|one of the stations for exposing puppies to new things!|
Click for interaction, sniffing, touching or just toss treats in
and around them to encourage exploration. I have to show
Percy a mirror now!!
I spent the first day focusing (unintentionally) on the dog branch of my business. I attended Debbie Martin's Puppy Start Right! talk about teaching puppy classes. After that I had the honor of coaching during her Learning Lab on the same topic (an honor bestowed on graduates of KPA). Much of her focus is on socialization and exposing puppies to new sights, sounds, smells, tactile stimuli and experiences. There is a direct connection, of course, to this same issue in the horses. I don't know of any concrete research dedicated to finding the ages at which this is most effective in young horses (for puppies it's 3-12 weeks). The point I came home with is how creative one can be with new exposure even on your own property. Yes, traveling to new places is important but the more you expose a youngster to at home, the more comfortable he will be to new experiences in general. And of course "exposure" can be done in many ways. The old "sacking out" of the cowboy tradition misses the mark for those of us who want confidence and a partnership. Debbie demonstrated the skills required to keep puppies happy, not stressed, when being introduced to new things.
The other talk I attended on Friday was Julie Shaw's First Impressions- The Vital Intake Assessment. Julie is a vet tech and has been the animal behavior technologist at the Purdue Animal Behavior Clinic.
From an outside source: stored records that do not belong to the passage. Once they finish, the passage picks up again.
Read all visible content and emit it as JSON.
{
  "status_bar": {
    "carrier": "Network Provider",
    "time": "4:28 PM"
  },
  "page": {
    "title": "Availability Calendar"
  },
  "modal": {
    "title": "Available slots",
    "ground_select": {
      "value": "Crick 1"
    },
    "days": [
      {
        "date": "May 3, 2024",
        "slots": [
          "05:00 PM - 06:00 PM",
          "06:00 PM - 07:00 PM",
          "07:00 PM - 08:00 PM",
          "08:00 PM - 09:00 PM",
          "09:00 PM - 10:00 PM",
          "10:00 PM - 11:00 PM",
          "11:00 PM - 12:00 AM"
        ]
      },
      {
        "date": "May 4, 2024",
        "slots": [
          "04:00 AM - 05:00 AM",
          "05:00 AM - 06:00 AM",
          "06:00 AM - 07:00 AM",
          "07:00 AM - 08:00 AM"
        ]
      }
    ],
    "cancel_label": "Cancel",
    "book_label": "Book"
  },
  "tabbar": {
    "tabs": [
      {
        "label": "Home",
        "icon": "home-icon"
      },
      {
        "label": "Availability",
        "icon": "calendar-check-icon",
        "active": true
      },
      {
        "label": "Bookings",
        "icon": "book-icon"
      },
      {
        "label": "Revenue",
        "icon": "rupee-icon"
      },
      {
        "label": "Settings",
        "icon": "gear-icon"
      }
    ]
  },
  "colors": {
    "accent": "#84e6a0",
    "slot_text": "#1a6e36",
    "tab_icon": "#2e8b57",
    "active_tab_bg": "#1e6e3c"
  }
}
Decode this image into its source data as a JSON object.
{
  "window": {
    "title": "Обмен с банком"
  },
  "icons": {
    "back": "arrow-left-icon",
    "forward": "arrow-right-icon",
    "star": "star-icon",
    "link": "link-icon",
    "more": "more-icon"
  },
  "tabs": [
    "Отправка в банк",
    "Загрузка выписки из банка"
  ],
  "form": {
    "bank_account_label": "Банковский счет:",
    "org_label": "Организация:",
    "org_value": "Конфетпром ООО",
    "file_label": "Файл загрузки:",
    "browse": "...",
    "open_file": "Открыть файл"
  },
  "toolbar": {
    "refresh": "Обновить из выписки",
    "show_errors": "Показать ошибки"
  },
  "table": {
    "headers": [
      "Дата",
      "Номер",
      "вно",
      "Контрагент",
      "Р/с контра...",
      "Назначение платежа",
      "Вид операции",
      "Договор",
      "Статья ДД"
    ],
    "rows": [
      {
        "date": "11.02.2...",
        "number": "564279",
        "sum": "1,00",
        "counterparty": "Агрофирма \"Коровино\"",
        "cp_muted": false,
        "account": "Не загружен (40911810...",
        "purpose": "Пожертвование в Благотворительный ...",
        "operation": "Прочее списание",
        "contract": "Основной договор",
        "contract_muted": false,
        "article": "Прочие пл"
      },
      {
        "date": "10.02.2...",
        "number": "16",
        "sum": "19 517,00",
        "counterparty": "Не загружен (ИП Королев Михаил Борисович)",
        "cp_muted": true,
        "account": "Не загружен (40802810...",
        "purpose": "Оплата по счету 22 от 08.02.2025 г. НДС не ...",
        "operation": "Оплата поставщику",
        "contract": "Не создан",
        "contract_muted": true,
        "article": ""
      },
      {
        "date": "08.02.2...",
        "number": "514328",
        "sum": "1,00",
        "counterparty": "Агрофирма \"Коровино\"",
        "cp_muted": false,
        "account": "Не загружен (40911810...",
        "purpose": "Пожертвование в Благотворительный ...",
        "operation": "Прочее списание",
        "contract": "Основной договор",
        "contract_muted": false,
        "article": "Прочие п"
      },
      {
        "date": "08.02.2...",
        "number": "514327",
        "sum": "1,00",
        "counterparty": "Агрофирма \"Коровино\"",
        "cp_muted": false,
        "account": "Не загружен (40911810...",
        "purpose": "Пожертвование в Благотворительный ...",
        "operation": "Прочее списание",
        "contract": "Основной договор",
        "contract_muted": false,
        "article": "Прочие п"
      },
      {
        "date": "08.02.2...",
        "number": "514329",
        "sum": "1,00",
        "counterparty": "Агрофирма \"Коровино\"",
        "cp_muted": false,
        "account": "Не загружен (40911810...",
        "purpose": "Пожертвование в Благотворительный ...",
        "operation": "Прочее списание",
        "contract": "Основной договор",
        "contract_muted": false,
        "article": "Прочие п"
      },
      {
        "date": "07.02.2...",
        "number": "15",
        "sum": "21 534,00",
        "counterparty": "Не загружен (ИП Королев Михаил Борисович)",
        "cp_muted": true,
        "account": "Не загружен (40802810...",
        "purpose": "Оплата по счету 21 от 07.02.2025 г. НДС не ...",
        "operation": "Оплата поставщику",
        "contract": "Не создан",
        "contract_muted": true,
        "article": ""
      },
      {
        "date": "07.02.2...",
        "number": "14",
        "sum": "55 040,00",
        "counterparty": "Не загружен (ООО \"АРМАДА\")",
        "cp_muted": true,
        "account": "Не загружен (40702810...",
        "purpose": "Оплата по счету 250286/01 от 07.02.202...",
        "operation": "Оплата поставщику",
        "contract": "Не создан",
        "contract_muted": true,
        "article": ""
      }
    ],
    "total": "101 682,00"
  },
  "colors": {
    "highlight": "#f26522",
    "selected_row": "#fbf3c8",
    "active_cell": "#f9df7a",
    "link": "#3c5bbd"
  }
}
Her talk focused on how to zero in on the pertinent details when talking to a pet owner who calls in with a behavior issue. She listed the information she gathers during a phone call which she uses as triage. Does this person need veterinary and/or pharmacological help with their animal or is it simply a behavioral issue which can be addressed by a trainer? She explained how dogs can be put on medication to get them to a state where training can take place, after which the meds can be removed. Again, I was left with equine comparisons. Medications are heavily used in the equine industry to enable and enhance performance. Even if we ignore the physical masking which occurs, there is plenty that goes on which affects a horse's mental state. But rather than using these meds as an aid to help the horse and train more effectively, I think they are used to avoid training. I wonder how this can be changed and have some plans in mind.